On a blustery evening at the start of advent, the pews of a lofty church in Bermondsey are filled with scenes from Love Actually. There’s Prime Minister-style dancing, Bill Nighy-esque energy and of course, a lobster. Plus songs sung by Some Voices, a choir with an unshakable sense of community.

Left to right: Georgia, Greg, Doulla, Dave (in hat), Vicky (in teal), Helen, Paul, Sabrina (in black), Steve (in scarf), Josh, Casey (in pink), Neha, Louise (facing the back).

What sets Some Voices apart?

Louise (co-director): I think it’s not just a choir. It’s a community. That’s the big thing. Anyone can join and we do really mean anyone can sing.

Georgia (co-director): I think there is an image of a choir. Very carols at Christmas. Maybe older vibes. Something very classical. And I think Some Voices is exactly the opposite of that.

Paul: There’s a real sense of feeling part of something. And it’s quite addictive. It’s the reason we keep coming back for more.
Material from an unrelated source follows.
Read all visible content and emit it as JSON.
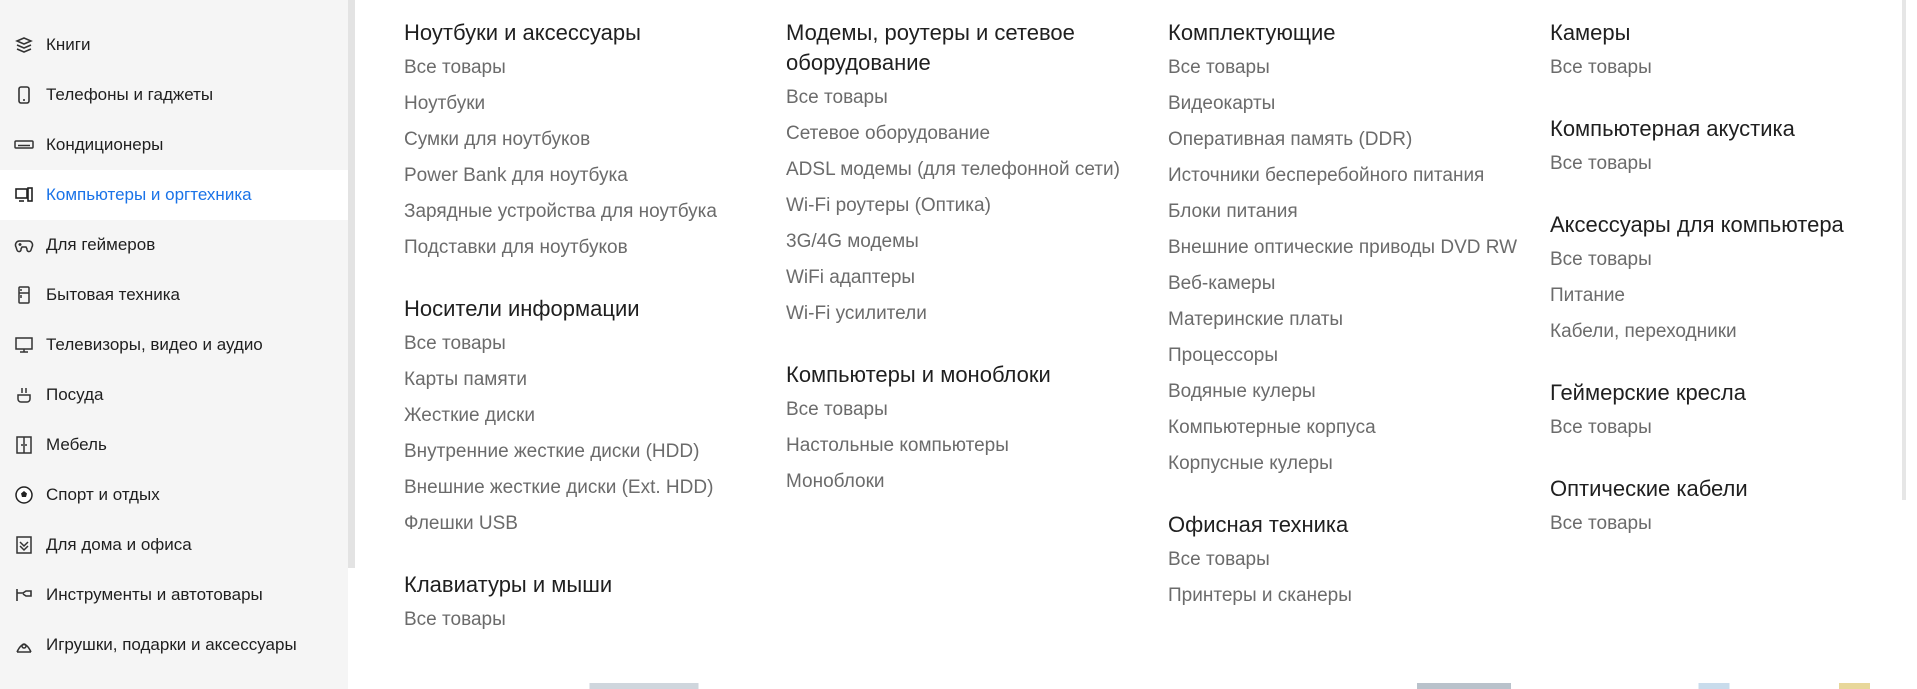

Once you have that taste of it, it’s really, really moreish.

Doulla: It’s the rush you get when you’re one voice amongst 300 or 400. You hear an energy and a joy of singing.

Neha: A sense of belonging.

What does Some Voices mean to you?

Greg: It’s a way for me to be more artistic. I do a lot of academic, boring, corporate stuff during my daytime.

Steve: I’m a massive show off so to be able to have an excuse as a grown-up to be able to get up and belt out a tune on stage is quite unusual. I think I’ve made some of the best friends I’ve ever had here. What keeps me coming is people more than anything.

Greg: And the harmonies. Laura, the founder… she’s amazing.

Casey: I’m out of my comfort zone a lot of the time. It sounds a cliché but everyone is genuinely lovely.

Vicky: To be honest it’s become a sort of extended family really. I got my partner to come watch a show, a good few years ago. Then I dragged him along to choir and he’d sit at the back a little bit. And now he loves it. He’s kind of a star himself really.

Steve: He’s huge.

Vicky: A beautiful, tall Italian man. And it’s done wonders for both of us. He loves the costumes. When he performed at Heaven, he wore a harness and angel wings and strutted around.

What are the benefits of singing?

Paul: It’s the secret to a good life. The connection between our bodies and the music. The vibrations of the universe. It untaps something that is really natural within you. You want to keep coming back to experience this. It’s like a truth.

Doulla: All children sing quite naturally. Like all children paint and dance. It’s something that we have socialised out of us as we get older. I feel really liberated when I’m here, almost childlike. And it’s the connection with others. My voice isn’t great but it’s the mindset that ‘OK, on my own, maybe I don’t have the best voice’ but in amongst this community you can create this really beautiful sound.

Dave: I don’t consider myself a good singer. But I know my voice has improved. Just by standing next to people and listening. I always say to people you can sing.

Helen: If you can hum, you can manipulate that.

Dave: It’s just about getting over that first hurdle.

Helen: It doesn’t matter if you get it wrong. ‘Strong and wrong’ is what we say.

Sabrina: It’s such a good lesson in life. Just go for it.

And why Love Actually?

Louise: There’s something everyone loves in it. And we started listening to the soundtrack and we went ‘there are really great songs’. Not all the same genre like ‘Jump (For My Love)’ which is older disco. And then really 90s stuff like the Sugababes.

Steve: And there’s a lot of people that end up sobbing. Good sobbing. It’s Love Actually. It’s an emotional national treasure.

Helen: We act the parts that are in the film. I’m the shy, retiring, naked porn star woman.

What’s been a highlight of Some Voices so far?

Louise: We did the soundtrack to the movie Romeo and Juliet and someone proposed live on stage. It was a surprise for everyone and they were both in the choir. We have many Some Voices couples. Some Voices babies.

What would you say to someone thinking of joining?

Doulla: It’s about throwing yourself into it. Actually everyone’s got a voice. This is exactly the antithesis of you have to get the note right. This is about getting the feeling of the song right, and then the note usually follows.

Josh: I was basically the perfect example of that. I’d basically never sung. I showed up and even at rehearsals I was petrified. Over the years I learnt more how to sing and built that confidence. I remember having to have a few shots before I got on stage the first time.

Dave: It’s worth taking that step. You’re always nervous starting a new thing.

Helen: Especially as an adult. You’re like ‘how do I make friends again?’. But everyone’s in the same position.

What’s next for Some Voices?

Louise: We started in London in 2010 and we’ve got 850 + members in London but we’ve also got choirs in Newcastle, Cambridge, York, Brighton, Stroud, Wimborne and the idea is to carry on branching out in the country. And doing more productions.

Georgia: I’ll probably be having a big cry on Wednesday.

Louise: The comedown. Luckily, we have Christmas to come.

Georgia: Christmas Schmistmas.

To find out more about Some Voices, check out their website.